Author: Laia Comas-Bru / email@example.com / UCD School of Earth Sciences, University College Dublin, Belfield, Dublin 4, Ireland
Co-author: Michael Deininger, UCD School of Earth Sciences, University College Dublin, Belfield, Dublin 4, Ireland;
Sandy P. Harrison, Centre for Past Climate Change, School of Archaeology, Geography and Environmental Sciences, University of Reading, Whiteknights, PO Box 227, Reading RG6 6AB, United Kingdom;
SISAL Working Group Members, ;

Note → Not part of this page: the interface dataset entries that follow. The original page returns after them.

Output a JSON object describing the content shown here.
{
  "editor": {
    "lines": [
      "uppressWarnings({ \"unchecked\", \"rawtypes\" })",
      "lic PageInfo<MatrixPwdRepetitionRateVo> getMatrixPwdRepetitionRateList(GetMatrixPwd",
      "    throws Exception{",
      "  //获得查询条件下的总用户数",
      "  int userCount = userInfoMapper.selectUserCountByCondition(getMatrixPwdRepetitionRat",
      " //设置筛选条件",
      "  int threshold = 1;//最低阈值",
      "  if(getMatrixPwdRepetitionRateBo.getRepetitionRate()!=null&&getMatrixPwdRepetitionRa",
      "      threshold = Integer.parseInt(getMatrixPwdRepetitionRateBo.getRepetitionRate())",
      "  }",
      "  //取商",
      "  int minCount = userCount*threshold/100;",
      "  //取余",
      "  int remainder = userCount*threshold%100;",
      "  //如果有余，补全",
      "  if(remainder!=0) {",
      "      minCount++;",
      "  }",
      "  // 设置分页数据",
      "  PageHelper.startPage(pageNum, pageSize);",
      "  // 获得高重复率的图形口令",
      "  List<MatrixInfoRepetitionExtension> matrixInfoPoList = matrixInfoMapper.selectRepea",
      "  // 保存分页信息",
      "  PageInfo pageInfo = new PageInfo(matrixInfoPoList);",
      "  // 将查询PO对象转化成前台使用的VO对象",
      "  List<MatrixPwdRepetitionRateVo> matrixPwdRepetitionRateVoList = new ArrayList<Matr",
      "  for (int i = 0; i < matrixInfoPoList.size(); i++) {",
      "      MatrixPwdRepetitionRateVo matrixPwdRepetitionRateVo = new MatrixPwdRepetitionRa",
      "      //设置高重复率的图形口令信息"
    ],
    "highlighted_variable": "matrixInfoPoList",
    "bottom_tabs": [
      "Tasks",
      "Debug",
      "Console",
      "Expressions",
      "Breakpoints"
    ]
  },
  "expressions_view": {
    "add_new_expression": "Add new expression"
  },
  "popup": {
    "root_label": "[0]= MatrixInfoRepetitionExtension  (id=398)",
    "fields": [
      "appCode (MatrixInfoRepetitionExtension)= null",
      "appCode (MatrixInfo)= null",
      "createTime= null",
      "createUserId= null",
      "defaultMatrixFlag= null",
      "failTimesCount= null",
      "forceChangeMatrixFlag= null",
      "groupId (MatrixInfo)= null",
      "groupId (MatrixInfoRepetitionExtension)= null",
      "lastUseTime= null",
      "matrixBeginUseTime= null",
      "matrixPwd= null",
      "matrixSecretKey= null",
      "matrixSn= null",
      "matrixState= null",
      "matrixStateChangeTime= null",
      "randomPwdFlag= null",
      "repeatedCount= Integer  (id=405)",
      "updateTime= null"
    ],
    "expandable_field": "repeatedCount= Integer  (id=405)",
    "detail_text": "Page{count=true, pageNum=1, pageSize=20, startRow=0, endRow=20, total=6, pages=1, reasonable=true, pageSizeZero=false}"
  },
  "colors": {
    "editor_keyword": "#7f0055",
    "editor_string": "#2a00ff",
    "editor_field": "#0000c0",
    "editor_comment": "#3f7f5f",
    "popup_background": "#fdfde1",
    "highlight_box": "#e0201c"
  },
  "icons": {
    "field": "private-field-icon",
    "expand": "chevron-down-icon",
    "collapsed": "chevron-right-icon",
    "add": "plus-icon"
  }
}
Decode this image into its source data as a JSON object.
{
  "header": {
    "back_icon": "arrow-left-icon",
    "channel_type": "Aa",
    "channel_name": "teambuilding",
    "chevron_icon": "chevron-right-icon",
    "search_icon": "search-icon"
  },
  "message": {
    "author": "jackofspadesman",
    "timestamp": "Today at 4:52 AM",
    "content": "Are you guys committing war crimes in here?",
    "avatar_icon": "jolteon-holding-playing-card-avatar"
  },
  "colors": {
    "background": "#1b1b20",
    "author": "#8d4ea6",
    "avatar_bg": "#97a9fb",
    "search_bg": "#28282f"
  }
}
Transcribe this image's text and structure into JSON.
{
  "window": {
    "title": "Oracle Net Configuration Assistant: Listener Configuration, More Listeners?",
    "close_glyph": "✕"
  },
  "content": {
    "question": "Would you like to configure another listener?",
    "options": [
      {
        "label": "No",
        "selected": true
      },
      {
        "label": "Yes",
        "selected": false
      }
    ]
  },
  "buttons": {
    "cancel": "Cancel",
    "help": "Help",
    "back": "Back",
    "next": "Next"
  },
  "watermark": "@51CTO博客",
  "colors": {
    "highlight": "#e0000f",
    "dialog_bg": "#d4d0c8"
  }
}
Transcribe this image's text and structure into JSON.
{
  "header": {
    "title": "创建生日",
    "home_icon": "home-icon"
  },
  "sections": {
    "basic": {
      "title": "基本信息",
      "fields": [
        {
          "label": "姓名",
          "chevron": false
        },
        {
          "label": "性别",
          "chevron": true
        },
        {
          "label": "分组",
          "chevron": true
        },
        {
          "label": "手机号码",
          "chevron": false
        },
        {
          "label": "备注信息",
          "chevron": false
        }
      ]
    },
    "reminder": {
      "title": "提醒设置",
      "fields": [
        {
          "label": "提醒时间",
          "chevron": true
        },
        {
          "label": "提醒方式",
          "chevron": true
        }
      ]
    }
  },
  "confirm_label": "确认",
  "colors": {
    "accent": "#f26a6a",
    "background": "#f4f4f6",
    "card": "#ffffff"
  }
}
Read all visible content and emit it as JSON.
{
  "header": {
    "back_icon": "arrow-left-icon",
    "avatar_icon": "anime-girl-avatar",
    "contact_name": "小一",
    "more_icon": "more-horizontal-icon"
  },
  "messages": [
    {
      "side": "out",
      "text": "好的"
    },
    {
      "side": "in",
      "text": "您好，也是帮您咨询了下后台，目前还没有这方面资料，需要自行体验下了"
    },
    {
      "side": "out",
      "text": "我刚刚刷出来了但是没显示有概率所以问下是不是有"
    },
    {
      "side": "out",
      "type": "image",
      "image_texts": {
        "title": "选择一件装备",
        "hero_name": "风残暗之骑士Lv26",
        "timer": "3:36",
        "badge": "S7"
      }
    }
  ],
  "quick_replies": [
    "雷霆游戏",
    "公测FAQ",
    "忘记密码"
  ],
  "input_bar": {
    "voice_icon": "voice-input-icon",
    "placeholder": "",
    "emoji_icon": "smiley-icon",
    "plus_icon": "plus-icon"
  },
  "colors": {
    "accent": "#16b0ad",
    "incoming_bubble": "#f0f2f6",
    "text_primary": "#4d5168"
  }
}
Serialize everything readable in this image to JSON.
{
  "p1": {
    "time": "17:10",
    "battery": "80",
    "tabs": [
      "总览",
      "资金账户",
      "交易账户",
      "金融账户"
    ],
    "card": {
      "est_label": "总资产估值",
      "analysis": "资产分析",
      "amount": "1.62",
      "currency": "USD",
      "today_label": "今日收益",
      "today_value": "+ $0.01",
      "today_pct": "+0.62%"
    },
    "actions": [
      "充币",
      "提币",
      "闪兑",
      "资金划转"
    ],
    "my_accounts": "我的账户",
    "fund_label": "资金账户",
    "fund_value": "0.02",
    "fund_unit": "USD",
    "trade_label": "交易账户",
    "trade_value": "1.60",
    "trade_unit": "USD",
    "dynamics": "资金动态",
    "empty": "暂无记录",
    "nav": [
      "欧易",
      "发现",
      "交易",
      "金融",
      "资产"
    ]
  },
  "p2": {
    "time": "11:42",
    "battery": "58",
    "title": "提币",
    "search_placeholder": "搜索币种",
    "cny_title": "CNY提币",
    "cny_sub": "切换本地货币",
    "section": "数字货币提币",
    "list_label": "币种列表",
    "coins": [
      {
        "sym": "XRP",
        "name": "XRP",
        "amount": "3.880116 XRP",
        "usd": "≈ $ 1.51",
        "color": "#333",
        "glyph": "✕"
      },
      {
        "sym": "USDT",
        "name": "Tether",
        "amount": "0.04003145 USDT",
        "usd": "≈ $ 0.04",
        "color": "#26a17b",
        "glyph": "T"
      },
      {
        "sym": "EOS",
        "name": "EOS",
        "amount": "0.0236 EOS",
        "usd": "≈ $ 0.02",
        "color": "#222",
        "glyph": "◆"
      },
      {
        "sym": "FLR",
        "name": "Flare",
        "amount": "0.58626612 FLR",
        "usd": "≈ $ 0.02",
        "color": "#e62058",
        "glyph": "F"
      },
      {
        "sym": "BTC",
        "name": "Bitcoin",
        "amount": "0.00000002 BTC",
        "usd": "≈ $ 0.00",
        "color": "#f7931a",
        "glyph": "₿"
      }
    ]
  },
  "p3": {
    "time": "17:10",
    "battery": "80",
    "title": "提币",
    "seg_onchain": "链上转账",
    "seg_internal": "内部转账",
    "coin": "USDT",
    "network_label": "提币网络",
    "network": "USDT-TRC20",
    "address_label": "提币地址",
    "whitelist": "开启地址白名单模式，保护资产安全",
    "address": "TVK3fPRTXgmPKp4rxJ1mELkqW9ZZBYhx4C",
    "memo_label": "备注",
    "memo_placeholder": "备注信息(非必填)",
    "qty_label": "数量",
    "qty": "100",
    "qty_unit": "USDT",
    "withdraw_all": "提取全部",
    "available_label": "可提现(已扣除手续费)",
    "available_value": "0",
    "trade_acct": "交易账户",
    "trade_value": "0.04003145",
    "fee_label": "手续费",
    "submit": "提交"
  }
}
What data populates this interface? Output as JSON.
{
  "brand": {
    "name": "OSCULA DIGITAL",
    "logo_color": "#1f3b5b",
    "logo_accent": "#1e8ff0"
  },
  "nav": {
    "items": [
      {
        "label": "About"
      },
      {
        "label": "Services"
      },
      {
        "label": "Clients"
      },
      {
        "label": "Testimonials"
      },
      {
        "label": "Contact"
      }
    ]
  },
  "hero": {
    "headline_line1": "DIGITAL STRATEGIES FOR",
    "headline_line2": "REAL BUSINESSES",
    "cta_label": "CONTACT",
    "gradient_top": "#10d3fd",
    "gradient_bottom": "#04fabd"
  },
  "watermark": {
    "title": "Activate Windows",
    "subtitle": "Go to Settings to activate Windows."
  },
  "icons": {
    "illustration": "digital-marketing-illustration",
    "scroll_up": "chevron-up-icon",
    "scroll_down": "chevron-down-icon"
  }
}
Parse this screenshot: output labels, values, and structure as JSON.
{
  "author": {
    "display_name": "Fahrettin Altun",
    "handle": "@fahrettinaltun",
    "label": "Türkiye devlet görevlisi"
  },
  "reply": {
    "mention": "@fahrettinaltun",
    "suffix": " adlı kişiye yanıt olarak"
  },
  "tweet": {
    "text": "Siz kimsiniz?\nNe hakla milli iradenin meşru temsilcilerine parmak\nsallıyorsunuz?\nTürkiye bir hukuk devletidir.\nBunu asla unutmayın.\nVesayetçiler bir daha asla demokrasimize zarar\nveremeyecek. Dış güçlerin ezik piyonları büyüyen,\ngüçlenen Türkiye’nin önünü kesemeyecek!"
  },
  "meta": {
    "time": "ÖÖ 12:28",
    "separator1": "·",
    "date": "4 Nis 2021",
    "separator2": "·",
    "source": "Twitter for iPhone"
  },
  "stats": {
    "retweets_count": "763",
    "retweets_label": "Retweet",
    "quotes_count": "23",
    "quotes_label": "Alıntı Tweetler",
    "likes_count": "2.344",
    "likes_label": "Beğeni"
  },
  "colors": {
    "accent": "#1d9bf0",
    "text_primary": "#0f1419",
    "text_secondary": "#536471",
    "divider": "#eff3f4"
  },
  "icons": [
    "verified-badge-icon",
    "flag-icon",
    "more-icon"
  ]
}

Speleothems can provide high-resolution records of changes in both climate and atmospheric composition. These records have the potential to be used to document regional changes in mean climate and climate variability on annual to centennial timescales. They can also be used to refine our understanding of regional changes in climate forcings, such as dust and volcanic aerosols, through time. Since many climate models now explicitly include isotopic tracers, the isotopic records from speleothems can also be used explicitly for model evaluation. Previous attempts to compile speleothem data have not provided a globally-comprehensive synthesis, nor have they provided rigorous assessments of measurement, chronological or interpretation uncertainties. SISAL (Speleothem Isotopes Synthesis and Analysis) is a new community-based working group sponsored by Past Global Changes (PAGES) to synthesise the 400+ speleothem isotopic records available globally and develop a public-access database, that can be used both to explore past climate changes and in model evaluation. In this presentation, we will showcase preliminary results of the SISAL synthesis of δ18O and δ13C records for the Last Glacial Maximum (21 ka), the mid-Holocene (6 ka) and the Last Millennium (850-1850 CE) and highlight robust signals that would be primary targets for model evaluation.